Q. How do I plant the stolons?
A. First, install your irrigation system. Then, prepare your surface by leveling the grade. Check to see it is firm enough by stepping on the soil. If you can see a footprint, it’s too soft. Spread stolons in a thin layer, so they cover the ground completely. Break up any clumps of stolons. Top dress with compost, which helps to retain moisture and add nutrients. We use a compost drum hand spreader, but you can use whatever works for you. Keep the stolons constantly wet for two to three weeks. For eight weeks after planting, fertilize once per week with 16-16-16 fertilizer (otherwise known as triple 16). It contains 16 percent each of nitrogen, phosphorus and potassium.
Q. How long does it take for stolons to grow into a healthy lawn?
A. Typically, about eight weeks.
Q. After establishing a lawn, how often should it be fertilized?
A. Once the lawn is thick and mature, one to three applications of fertilizer per year should be sufficient. An occasional application of iron and micronutrients can “green up” a lawn without causing excessive growth.
Q. How often should I mow?
A. Seashore paspalum should be mowed every five to 10 days at 3/8″ to 3/4″ mowing height for optimal appearance. Try to avoid mowing more than a third of blade length to avoid “scalping” your lawn.
Q. How should I remove weeds?
A. This is where seashore paspalum will shine for those of you who want to avoid chemical weed killers. Because seashore paspalum is salt-resistant, you can use rock salt to remove weeds in a mature lawn. The pesky weed will die while the grass around it survives. We use this method to remove weeds on our sod pads because it’s effective and gentler on the Earth.
Q. What are the benefits of choosing seashore paspalum or El Toro zoysia?
A. The most popular turfgrasses in Hawaii are seashore paspalum and El Toro zoysia because they are:

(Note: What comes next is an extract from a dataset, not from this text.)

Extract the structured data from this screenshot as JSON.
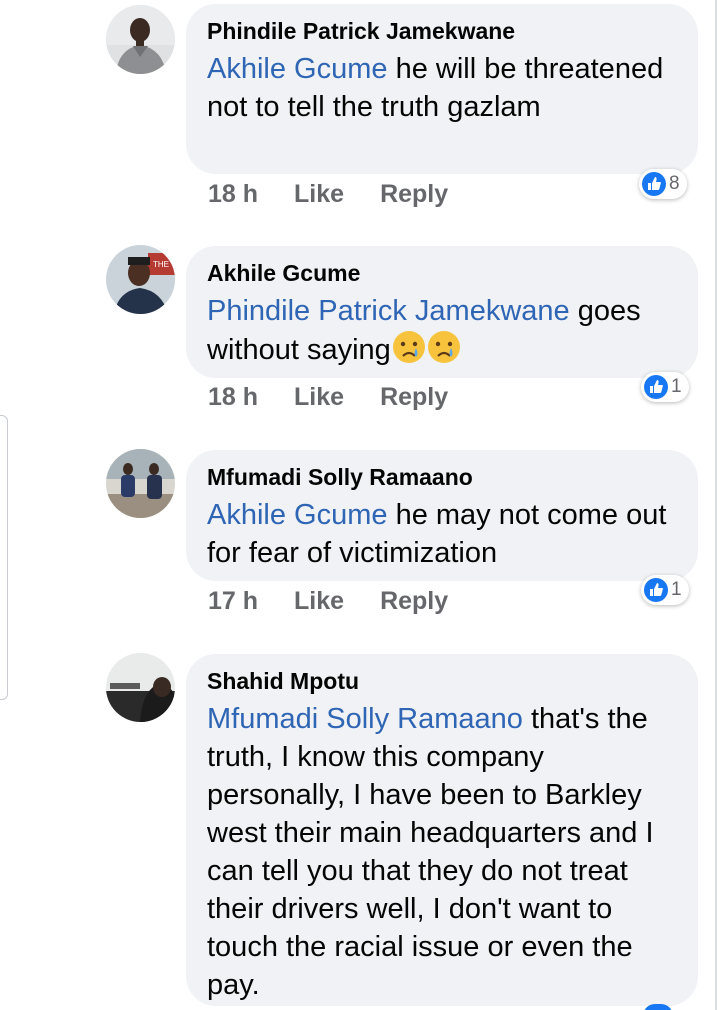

- reasonably drought tolerant, although it requires regular irrigation for the best appearance
- salt-tolerant, which allows you to irrigate mature lawns with brackish water
- dense enough to choke out grasses and weeds
- healthy in full sun and can tolerate partial shade
- cost effective